Three generations of one family tell us about life in Gardenia.
I’m Ray and I’m a retired resident of Gardenia.
About nine years ago, my son Howard bought a home here. At the time, I’d just retired and was planning a move to Spain. However, things didn’t quite work out and Howard offered up his garden room to me.
I didn’t really know much about the whole garden city thing and at first I wasn’t sure I’d accept the offer. I was worried I’d be stuck out on the edge of the country with not much to do. However, I have to admit I was very wrong.
I lived with Howard and my granddaughter, Anna, for a couple of years and whilst the garden room was very comfortable, I made the decision to move to Gardenia’s retirement village. Howard was working from home a lot more and I thought he needed the office space.
In my day, retirement villages always meant winding down – but I can honestly say I’m now more active and involved in the community than ever before.
When I first moved in, I signed up to a local bee keeping course I saw advertised over at the community hub. I now volunteer at the city farm opposite, looking after their hives. It’s nice to be able to spend time with the kids from my granddaughter’s school, who are over regularly helping with planting.
In a couple of months I’ll be starting my summer evening garden fragrance tours back up – they’ve been popular with local mental health charity.Gardenia became plastic free a few years ago and I offered my expertise from my old accountancy days to help set up a business producing starch based alternatives grown in the linear garden.
That led to me attending the stewardship meetings. Up for discussion this month is the proposed community owned wind turbine for the northern gateway. There’s also plans for rewilding some of the land to the north as well. Species counts in Gardenia have been bucking national trends, with the numbers of insects, birds and mammals right up. That’s all thanks to the community’s habitat initiatives.
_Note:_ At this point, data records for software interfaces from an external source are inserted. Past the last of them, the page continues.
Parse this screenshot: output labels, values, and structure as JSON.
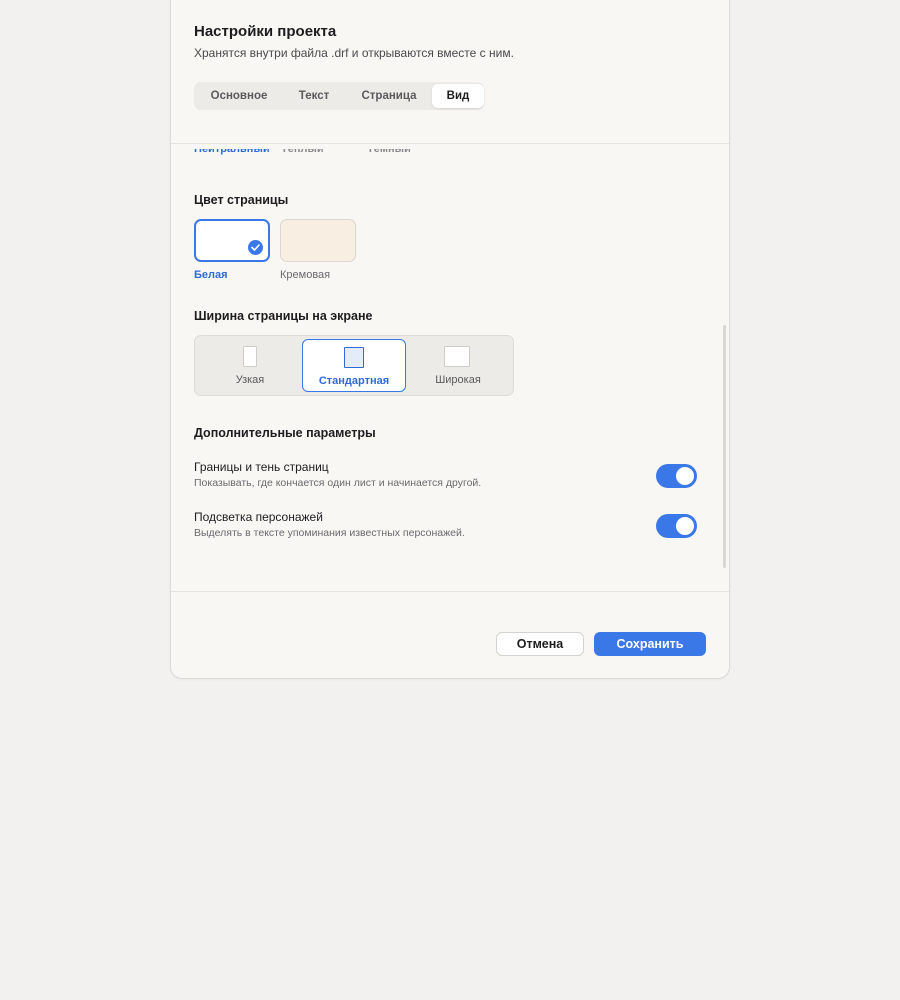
{
  "dialog": {
    "title": "Настройки проекта",
    "subtitle": "Хранятся внутри файла .drf и открываются вместе с ним."
  },
  "tabs": [
    {
      "label": "Основное",
      "active": false
    },
    {
      "label": "Текст",
      "active": false
    },
    {
      "label": "Страница",
      "active": false
    },
    {
      "label": "Вид",
      "active": true
    }
  ],
  "theme_row": {
    "items": [
      "Нейтральный",
      "Тёплый",
      "Тёмный"
    ],
    "selected": "Нейтральный"
  },
  "page_color": {
    "title": "Цвет страницы",
    "options": [
      {
        "label": "Белая",
        "color": "#ffffff",
        "selected": true
      },
      {
        "label": "Кремовая",
        "color": "#f8eee2",
        "selected": false
      }
    ]
  },
  "page_width": {
    "title": "Ширина страницы на экране",
    "options": [
      {
        "label": "Узкая",
        "selected": false
      },
      {
        "label": "Стандартная",
        "selected": true
      },
      {
        "label": "Широкая",
        "selected": false
      }
    ]
  },
  "extra": {
    "title": "Дополнительные параметры",
    "options": [
      {
        "title": "Границы и тень страниц",
        "description": "Показывать, где кончается один лист и начинается другой.",
        "enabled": true
      },
      {
        "title": "Подсветка персонажей",
        "description": "Выделять в тексте упоминания известных персонажей.",
        "enabled": true
      }
    ]
  },
  "footer": {
    "cancel_label": "Отмена",
    "save_label": "Сохранить"
  },
  "colors": {
    "accent": "#3b78e7",
    "background": "#f2f1ef",
    "dialog": "#f8f7f4"
  }
}
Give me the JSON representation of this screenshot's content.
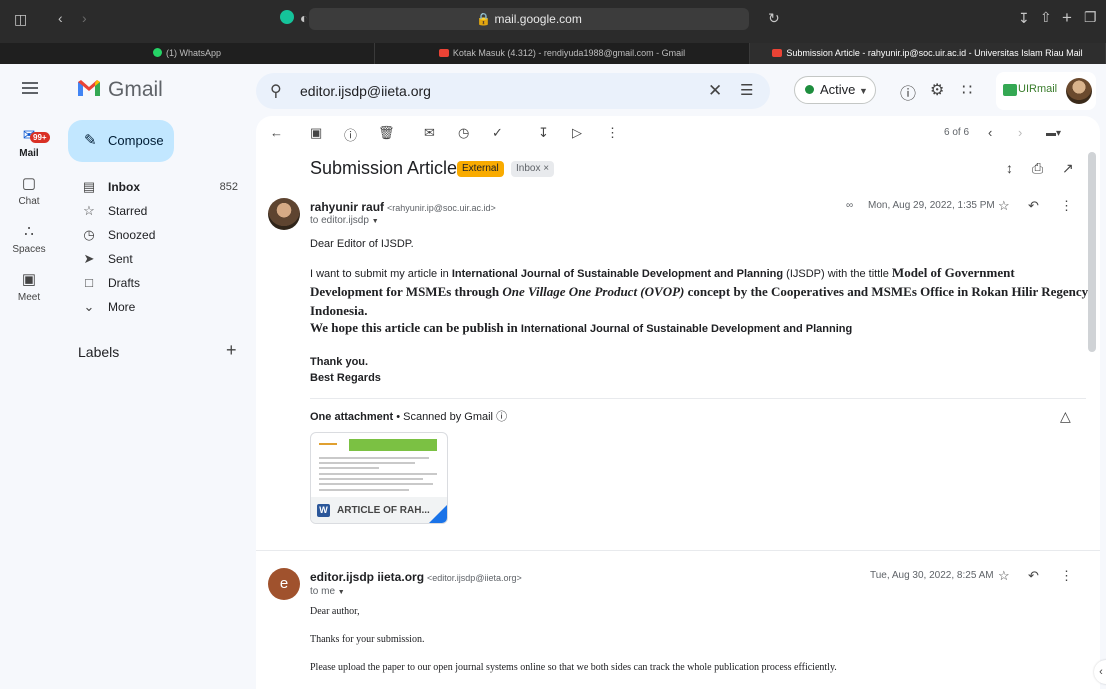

In the nine years I’ve been living here, things have evolved. There are less cars on the road. Year on year, the Air Quality Data Commission identifies Gardenia as one of the healthiest urban areas to live in the UK. As a community we’re very proud of that.
We’re also seeing tourists flocking to our annual cherry blossom festival – it’s even attracting visitors from Japan now which is fantastic.
For now, I’m eagerly awaiting Gardenia’s first ever fish harvest from the new aquaponics centre. What an achievement that will be!
Initially a sceptic, Ray’s realised that garden city living is just about looking after the local environment and therefore investing in his family’s future.